You will not hear these facts about Maurras admitted by French apologists for him, but they are not in doubt; descriptions of them can be found in Victor Nguyen's standard work 'Aux origines de l'Action Francaise' (the standard work on the subject, by a man by no means hostile to Maurras), and Michael Sutton's 'Nationalism, Positivism and Catholicism: The Politics of Charles Maurras and French Catholics, 1890-1914' (the latter highly recommended for anglophone monoglots).

Woody said...

Well, one could say so much. One thing that I will bring to the fore is what I was recently told by a Traditionalist stalwart, whose name would be recognized by most here, that the condemnation of the AF was the straw that broke the camel's back for T.S. Eliot, who had been on the cusp of conversion until then. He remained an Anglo-Catholic (and monarchist) for the rest of his life.

Archbishop Lefebvre said that Pius XI's judgment here was seriously deficient, as a prudential matter, as it was also when Pius ordered the Cristeros to lay down their arms, thus ensuring their deaths.

On the side of gallows humor, however, is the great story (apparently true) of the leftist Academicien who was approached by a friend after Maurras had been elected to the French Academy and asked if he had voted for Maurras. He replied, "But of course, how could one resist the opportunity to vote against the Pope, the King and the Republic all in one vote?" [The part about the King is due to the fact that the Orleanist pretender had repudiated AF, the others should be obvious.]

Anonymous said...

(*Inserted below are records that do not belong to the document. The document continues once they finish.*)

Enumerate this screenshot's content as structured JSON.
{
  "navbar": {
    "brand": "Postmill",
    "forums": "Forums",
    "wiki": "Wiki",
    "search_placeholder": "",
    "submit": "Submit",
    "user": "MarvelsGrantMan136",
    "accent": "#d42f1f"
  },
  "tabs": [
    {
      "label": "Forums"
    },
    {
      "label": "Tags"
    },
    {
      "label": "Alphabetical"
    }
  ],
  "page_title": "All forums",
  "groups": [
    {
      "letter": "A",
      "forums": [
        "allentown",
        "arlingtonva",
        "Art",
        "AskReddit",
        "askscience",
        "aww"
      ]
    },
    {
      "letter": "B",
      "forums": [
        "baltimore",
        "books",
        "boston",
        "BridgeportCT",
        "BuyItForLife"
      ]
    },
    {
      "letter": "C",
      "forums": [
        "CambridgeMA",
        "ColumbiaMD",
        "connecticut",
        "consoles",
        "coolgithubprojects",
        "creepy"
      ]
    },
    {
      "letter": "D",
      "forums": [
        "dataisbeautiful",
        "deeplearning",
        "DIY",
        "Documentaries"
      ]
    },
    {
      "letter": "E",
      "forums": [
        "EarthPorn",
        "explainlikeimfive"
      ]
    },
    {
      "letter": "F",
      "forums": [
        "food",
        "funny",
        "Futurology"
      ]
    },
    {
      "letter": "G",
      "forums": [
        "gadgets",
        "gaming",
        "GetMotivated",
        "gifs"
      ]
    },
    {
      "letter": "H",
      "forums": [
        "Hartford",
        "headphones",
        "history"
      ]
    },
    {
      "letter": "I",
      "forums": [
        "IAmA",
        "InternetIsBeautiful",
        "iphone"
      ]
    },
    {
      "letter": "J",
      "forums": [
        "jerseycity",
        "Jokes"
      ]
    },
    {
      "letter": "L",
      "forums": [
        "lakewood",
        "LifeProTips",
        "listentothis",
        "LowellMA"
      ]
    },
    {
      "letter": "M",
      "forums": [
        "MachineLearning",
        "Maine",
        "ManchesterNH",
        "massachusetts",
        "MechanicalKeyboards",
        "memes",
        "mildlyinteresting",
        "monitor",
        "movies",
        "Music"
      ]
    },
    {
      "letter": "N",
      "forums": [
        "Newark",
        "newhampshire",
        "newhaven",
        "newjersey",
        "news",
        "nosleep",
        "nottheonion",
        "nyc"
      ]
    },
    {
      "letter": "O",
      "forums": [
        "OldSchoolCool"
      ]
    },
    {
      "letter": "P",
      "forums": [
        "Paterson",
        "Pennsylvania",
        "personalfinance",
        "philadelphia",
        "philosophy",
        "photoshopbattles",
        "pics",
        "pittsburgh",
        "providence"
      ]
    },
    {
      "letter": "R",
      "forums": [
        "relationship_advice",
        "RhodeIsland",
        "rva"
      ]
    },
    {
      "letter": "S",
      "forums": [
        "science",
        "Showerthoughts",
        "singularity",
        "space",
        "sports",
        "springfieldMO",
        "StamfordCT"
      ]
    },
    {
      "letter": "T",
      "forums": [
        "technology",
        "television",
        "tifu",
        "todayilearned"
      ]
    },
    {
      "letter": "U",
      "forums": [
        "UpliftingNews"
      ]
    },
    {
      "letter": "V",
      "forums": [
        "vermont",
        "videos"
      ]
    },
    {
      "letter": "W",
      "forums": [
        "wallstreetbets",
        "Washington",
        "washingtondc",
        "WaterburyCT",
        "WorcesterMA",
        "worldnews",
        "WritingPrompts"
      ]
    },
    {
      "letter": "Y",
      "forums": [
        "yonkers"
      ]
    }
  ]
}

@ John L

Pius XI's condemnation of the movement was in keeping with his courageous defiance of non-Catholic ideologies.

Quite true, which is why I stopped short of calling it a "mistake." Maurras was clearly wrong, and his views posed a potential danger to Catholics who associated with him - even those who were drawn more by the appearance of a viable monarchist movement than by philosophical positivism.

The only question that can be fairly raised would be whether it was inopportune or imprudent, as Abp. Lefebvre professed. As I said, it seems that Pius XII was of the same mind. Otherwise, why would he have lifted the condemnation?

One can ask conversely, though, whether perhaps Pius XI displayed more courage in being unwilling to compromise where the Faith was at stake, despite the menace of International Socialism? In the '20s, it must have seemed like the greatest danger was violence form revolutionary Communism. Surely the danger to the lives of Catholics would be outweighed by a danger to their souls. Would it not be better, then, to protect their souls, even at the cost of their lives? Or is this shortsighted? Does it overlooks the insidiousness of Marxist ideology, and the danger to souls in the future that would come from living in a world dominated by Marxists?

I honestly cannot claim to know the answer, and I thank God that it was not my decision to make.

At any rate, it is undeniable that, despite Maurras' personal views, there were a number of more-or-less decent Catholics were associated with Action Française before the condemnation. It is certainly most unfortunate that these were never able to form a cohesive movement without the heterodox elements.